Certain areas in Iraq have seen an increase in fighting and violence over the last couple of weeks, and as a result, of course our mainstream media, in concert with liberal pundits and bloggers, have jumped on board with enthusiasm, thinking the surge might just be failing.
As always, though, the story is a lot more complicated than the picture The Usual Suspects present. Bill Roggio, writing at The Long War Journal, wrote a piece yesterday about how Moqtada al-Sadr has told his followers to stop fighting, due to heavy casualties incurred on his side of the battle.

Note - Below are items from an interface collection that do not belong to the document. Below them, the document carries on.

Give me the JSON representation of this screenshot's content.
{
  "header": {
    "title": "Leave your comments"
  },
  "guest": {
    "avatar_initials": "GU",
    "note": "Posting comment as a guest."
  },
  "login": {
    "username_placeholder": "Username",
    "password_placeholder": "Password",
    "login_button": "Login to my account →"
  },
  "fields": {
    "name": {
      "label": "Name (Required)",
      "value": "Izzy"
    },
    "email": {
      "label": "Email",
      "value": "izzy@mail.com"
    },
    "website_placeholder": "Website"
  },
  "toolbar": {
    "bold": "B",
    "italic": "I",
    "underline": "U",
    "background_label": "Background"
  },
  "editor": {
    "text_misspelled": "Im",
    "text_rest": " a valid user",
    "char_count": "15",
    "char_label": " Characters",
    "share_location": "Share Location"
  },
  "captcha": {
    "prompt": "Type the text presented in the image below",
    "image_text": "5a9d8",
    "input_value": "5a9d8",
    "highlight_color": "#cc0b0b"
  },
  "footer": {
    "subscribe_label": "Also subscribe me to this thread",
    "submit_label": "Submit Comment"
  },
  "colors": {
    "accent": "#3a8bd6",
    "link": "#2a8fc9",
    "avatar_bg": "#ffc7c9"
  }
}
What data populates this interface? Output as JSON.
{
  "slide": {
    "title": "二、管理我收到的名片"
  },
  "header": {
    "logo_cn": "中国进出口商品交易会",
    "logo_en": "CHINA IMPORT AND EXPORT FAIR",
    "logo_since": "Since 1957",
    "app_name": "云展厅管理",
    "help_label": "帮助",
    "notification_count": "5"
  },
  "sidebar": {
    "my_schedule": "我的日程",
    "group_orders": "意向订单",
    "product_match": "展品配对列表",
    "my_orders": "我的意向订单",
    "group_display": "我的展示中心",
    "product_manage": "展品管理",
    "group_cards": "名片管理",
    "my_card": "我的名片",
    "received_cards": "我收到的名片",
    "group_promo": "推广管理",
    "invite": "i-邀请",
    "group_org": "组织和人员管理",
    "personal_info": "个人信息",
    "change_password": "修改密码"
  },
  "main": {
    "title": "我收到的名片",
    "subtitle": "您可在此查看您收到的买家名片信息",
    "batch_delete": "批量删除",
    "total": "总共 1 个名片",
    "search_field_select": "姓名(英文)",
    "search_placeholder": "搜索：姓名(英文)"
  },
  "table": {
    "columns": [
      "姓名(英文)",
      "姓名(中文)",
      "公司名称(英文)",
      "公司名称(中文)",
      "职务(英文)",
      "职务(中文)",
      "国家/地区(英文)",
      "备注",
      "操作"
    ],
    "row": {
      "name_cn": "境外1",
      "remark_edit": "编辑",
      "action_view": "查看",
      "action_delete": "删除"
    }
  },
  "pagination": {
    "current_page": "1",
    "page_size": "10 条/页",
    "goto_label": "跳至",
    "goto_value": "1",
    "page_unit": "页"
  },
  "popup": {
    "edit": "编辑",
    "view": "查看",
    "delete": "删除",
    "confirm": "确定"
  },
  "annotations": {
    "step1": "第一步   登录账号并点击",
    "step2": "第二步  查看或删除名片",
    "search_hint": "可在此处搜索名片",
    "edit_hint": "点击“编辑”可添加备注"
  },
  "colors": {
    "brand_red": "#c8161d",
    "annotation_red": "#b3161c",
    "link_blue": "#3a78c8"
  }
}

Michael Yon, embedded in Iraq, recently gave a phone interview to Glenn Reynolds you should listen to regarding what’s happening in Iraq, and Yon’s latest dispatch is posted here.
After waiting nearly four years, the family of Army Staff Sgt. Matt Maupin of Batavia learned Sunday that he had died in Iraq after being captured by insurgents.
An Army general visited Keith and Carolyn Maupin on Sunday and told them their son’s remains had been found.
“Matt is coming home. He’s completed his mission,” Keith Maupin said.
Maupin was 20 years old when he was captured on April 9, 2004, after his fuel convoy was ambushed west of Baghdad. He had been driving a supply truck.
Military officials identified the remains through DNA, Keith Maupin said.
“We don’t know where, just somewhere in Iraq. They found a shirt similar to what he (Matt) was wearing,” Keith Maupin said. “They had DNA and confirmed it was Matt.”
Lt. Lee Packnett, an Army public affairs officer in Washington, confirmed the Maupins’ notification. Packnett said an official statement would be released today.
At about 9:45 p.m. Sunday, Carolyn Maupin took a call from President Bush.
More than 100 people gathered Sunday night in a drizzling rain in a large circle outside the Eastgate office of the Yellow Ribbon Support Center, the organization the Maupins founded to help other military people serving overseas.
Prayers go out to his family and friends.
RIP, Staff Sgt. Maupin.